If someone you know is in a relationship that you see as controlling, or weird, or potentially dangerous in any way, there is a lot you can do to help. CARE, the Center for Advocacy, Resources, and Education on campus is an important place to start. I am also a place you can start. I want you to know that you can trust me, and your friends can trust me. In Christian community, this is part of what we mean when we say we love our neighbors. We support one another, pray for one another, and tell each other the truth.

Some members of the UC Davis community recently told the truth about some harmful “love” they were receiving. They were part of a ministry where leadership opportunities for LGBTQ folks were not the same as for other folks. They were expected to suppress their attractions and identities, and not openly love who they love. They were expected to receive the concerns of the staff with grace, and understand that they were loved, but loved differently. This is just noise.

It is important, in our work of welcome, to be inclusive of all people. It is also important, in moments like this, to be specific. Students and community members of every gender identity and expression and every sexual orientation are welcome here. If you consider yourself part of the LGBTQIA+ community, you are welcome here. If you are new to the discourse and do not know what those letters stand for, you are also welcome here. We are all in this together.

And when we say welcome, we do not mean welcome to sit on the sidelines. We mean welcome to receive communion, welcome to read scripture, welcome to play music, welcome to help cook dinner, welcome study the bible, welcome to come on retreats, welcome to nap on the couch, welcome to be free.

Last fall, Emily and Kenton drafted a statement, and the rest of the student leadership voted to adopt that statement, declaring The Belfry a Reconciling in Christ Community—a designation in the Lutheran church that means we do our best to welcome everyone into the family of God, especially our queer siblings. I am not going to read you the entire statement (though I can get you a copy of it if you would like), but I just want to highlight for you how it begins:

“The Belfry is comprised of a wide variety of people.
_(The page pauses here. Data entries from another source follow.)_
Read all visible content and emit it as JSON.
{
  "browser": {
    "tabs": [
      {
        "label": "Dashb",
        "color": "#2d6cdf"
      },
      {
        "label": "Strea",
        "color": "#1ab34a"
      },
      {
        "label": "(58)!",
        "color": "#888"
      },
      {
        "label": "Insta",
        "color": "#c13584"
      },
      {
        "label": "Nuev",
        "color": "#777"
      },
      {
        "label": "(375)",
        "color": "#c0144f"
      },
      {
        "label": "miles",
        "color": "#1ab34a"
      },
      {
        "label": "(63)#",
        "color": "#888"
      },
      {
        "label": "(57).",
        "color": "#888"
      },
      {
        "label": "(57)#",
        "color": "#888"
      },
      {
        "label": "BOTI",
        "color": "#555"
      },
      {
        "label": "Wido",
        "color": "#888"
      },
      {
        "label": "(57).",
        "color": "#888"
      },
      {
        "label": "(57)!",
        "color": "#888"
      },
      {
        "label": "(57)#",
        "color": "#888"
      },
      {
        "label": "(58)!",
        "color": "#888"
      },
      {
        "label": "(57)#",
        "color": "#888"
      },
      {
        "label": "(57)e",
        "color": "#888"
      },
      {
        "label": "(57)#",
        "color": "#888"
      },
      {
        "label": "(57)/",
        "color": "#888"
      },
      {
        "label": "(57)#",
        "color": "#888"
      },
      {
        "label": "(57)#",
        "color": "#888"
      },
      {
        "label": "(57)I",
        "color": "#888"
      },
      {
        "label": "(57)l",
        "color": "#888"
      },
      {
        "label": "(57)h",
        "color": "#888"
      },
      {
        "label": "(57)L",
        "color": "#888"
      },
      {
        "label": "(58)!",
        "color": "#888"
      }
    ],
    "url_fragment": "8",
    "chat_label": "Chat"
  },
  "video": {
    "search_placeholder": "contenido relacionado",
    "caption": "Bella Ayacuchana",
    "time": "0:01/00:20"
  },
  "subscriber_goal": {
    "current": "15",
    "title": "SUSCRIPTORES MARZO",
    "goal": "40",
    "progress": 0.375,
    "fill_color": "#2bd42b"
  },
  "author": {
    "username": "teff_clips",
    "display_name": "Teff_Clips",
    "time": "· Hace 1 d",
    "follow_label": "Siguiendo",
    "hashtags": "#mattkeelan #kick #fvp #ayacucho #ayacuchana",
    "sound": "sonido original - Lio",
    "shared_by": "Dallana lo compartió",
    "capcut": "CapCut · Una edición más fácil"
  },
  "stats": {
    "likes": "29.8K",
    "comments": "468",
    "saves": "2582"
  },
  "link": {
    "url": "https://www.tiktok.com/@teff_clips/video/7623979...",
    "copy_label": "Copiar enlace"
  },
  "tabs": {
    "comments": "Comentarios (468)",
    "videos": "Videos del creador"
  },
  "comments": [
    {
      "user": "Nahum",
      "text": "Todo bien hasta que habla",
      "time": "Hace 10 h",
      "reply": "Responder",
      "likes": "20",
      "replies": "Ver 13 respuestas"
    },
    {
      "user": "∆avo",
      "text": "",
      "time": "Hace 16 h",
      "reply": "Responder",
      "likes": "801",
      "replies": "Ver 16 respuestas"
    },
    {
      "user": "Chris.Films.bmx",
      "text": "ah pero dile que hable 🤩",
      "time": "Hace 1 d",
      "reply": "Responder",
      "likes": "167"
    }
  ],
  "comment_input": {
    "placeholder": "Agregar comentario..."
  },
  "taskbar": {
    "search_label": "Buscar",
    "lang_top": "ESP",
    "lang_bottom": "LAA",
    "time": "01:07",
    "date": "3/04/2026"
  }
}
We are diverse in passions, cultural background, socioeconomic status, sexual orientation, gender identity/expression, ethnicity, body shape, artistic preferences, physical abilities, emotional maturity, educational goals and focuses, and we have different ideas on how best to change the world. In places where we lack diversity we strive for inclusion, openness, and welcome.  We actively welcome and affirm all people. No one is turned away from our community or our table.”

Each and every one of you is loved by God just as you are, in that chair right now. You were created to be that way, on purpose, with love. When God created the first creatures, God smiled—I presume—and called them good. And God did that over and over and over and over again, as each living being has come to walk, swim, fly, creep, and crawl on this earth. Including you. Beautiful, perfect, wonderful, complex, human you.


Sounds Fishy—A Sermon Loosely About Evangelism

Water and the Word—A Sermon on the Baptism of Jesus